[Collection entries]
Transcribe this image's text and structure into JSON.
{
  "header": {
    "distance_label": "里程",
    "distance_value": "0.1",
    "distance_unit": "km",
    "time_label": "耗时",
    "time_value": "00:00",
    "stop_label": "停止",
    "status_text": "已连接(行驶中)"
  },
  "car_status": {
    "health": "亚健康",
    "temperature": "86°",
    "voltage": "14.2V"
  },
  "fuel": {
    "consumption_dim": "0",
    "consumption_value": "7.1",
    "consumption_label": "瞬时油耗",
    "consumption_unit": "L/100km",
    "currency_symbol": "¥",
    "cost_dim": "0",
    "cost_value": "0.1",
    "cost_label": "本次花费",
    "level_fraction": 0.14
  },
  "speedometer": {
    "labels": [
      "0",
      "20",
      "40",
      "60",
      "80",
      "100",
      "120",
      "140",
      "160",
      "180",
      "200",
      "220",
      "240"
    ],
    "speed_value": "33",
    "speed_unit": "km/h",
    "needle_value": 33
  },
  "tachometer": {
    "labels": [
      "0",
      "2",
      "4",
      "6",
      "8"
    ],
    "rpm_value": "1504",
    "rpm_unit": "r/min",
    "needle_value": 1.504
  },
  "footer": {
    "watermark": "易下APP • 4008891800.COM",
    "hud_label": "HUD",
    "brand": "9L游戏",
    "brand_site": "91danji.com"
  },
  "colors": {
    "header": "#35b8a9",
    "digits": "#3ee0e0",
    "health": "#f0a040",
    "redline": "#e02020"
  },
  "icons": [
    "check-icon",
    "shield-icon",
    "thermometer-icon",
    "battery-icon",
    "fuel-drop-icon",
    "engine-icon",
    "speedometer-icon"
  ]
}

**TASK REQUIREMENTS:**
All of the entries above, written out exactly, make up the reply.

**RESULT BELOW:**
Transcribe this image's text and structure into JSON.
{
  "header": {
    "distance_label": "里程",
    "distance_value": "0.1",
    "distance_unit": "km",
    "time_label": "耗时",
    "time_value": "00:00",
    "stop_label": "停止",
    "status_text": "已连接(行驶中)"
  },
  "car_status": {
    "health": "亚健康",
    "temperature": "86°",
    "voltage": "14.2V"
  },
  "fuel": {
    "consumption_dim": "0",
    "consumption_value": "7.1",
    "consumption_label": "瞬时油耗",
    "consumption_unit": "L/100km",
    "currency_symbol": "¥",
    "cost_dim": "0",
    "cost_value": "0.1",
    "cost_label": "本次花费",
    "level_fraction": 0.14
  },
  "speedometer": {
    "labels": [
      "0",
      "20",
      "40",
      "60",
      "80",
      "100",
      "120",
      "140",
      "160",
      "180",
      "200",
      "220",
      "240"
    ],
    "speed_value": "33",
    "speed_unit": "km/h",
    "needle_value": 33
  },
  "tachometer": {
    "labels": [
      "0",
      "2",
      "4",
      "6",
      "8"
    ],
    "rpm_value": "1504",
    "rpm_unit": "r/min",
    "needle_value": 1.504
  },
  "footer": {
    "watermark": "易下APP • 4008891800.COM",
    "hud_label": "HUD",
    "brand": "9L游戏",
    "brand_site": "91danji.com"
  },
  "colors": {
    "header": "#35b8a9",
    "digits": "#3ee0e0",
    "health": "#f0a040",
    "redline": "#e02020"
  },
  "icons": [
    "check-icon",
    "shield-icon",
    "thermometer-icon",
    "battery-icon",
    "fuel-drop-icon",
    "engine-icon",
    "speedometer-icon"
  ]
}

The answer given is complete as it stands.